by Emma Midgley
BBC Berkshire Reporter
A sports club set up by Old Etonians is to become a 2012 Olympic venue
It lives on in the hearts of thousands who grew up in east London.
Now a sports club set up by old Etonians for impoverished east London boys is to be converted into an Olympic wheelchair tennis and aquatic venue.
The Eton Manor Sports Club opened in 1913, and was supported by Edward Cadogan, Arthur Villiers, Alfred Wagg and Gerald Wellesley.
The clubhouse was set up for children living in Hackney Wick, who were taught athletics, boxing, drama and debating.
Eton was the first of all the public schools in England to set up a mission in London in the early 1880s.
The area chosen for help was a region about the size of the Eton playing fields, in between the Hackney Marches and the North London railway.
The 6,000 men, women and children who lived there were described at the time as being 'of the very poorest' class.
The club taught athletics, boxing, drama and debating
The Berkshire public school set up a Mission church, two boys' club, choir, men's club and Sunday school in this area.
These boys clubs eventually merged to become the Eton Mission Boys' Club, which ran from 1913 to 1967.
The club had a lasting influence on its members.
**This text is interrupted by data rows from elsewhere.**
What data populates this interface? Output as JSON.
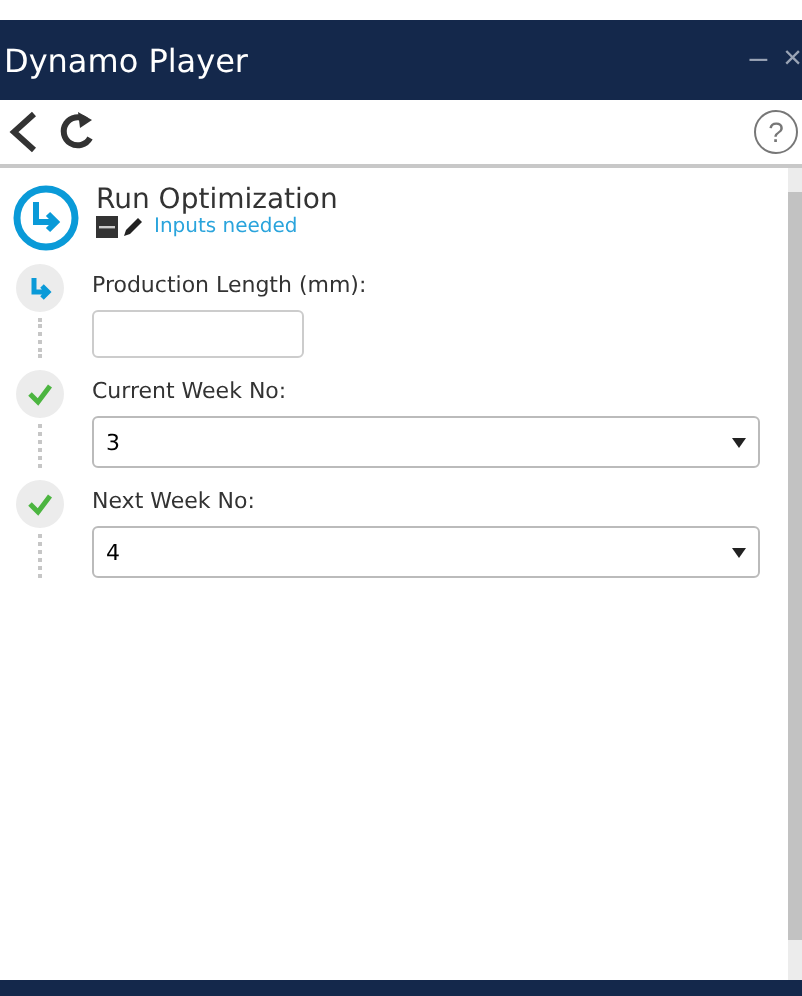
{
  "window": {
    "title": "Dynamo Player",
    "minimize": "–",
    "close": "×"
  },
  "toolbar": {
    "help": "?"
  },
  "script": {
    "name": "Run Optimization",
    "status": "Inputs needed"
  },
  "inputs": [
    {
      "label": "Production Length (mm):",
      "kind": "text",
      "done": false
    },
    {
      "label": "Current Week No:",
      "kind": "select",
      "value": "3",
      "done": true
    },
    {
      "label": "Next Week No:",
      "kind": "select",
      "value": "4",
      "done": true
    }
  ]
}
To this day Eton Manor old boys meet annually on Remembrance Sunday to pay tribute to former members of the club who died during both world wars.
While Olympic construction goes on, they will be unable to meet at the war memorial on the site, as it has been put into storage as the Olympic works begin.
They will meet instead at the Eton Manor Rugby Club, on the outskirts of east London.
The club counts Olympic boxers among its graduates, including Harry Mallin won gold as a boxer in the 1920 and 1924 Olympic Games and Nicky Gargano won a bronze medal in the sport in 1956.
Major Villiers even bought a running track used at Wembley in the 1948 Olympics, and transported it to East London so the boys of Eton Manor Sports Club could have London's first floodlit track at their disposal.
Having fallen into disrepair, the disused club was used as the temporary home of a construction college before being levelled to become an Olympic venue.
Many of the graduates from the centre were hired to work on the Olympic Park.
The venue will provide a community sports venue following the Olympics
Now the club is to be transformed into a Paralympic venue for wheelchair tennis, as well as an aquatics training venue, housing three temporary Olympic-size swimming pools, a synchronised swimming venue and a water polo pool.
After the Games, Eton Manor will include a mix of sporting facilities for local and regional communities.
These will include a tennis centre with four indoor and six outdoor courts, (four of which will be used for wheelchair tennis during the Games), a hockey centre with two competition pitches and five-a-side football pitches.
The war memorial to Eton Manor old boys will also be restored.
The facilities will be able to accommodate elite hockey events for up to 15,000 spectators.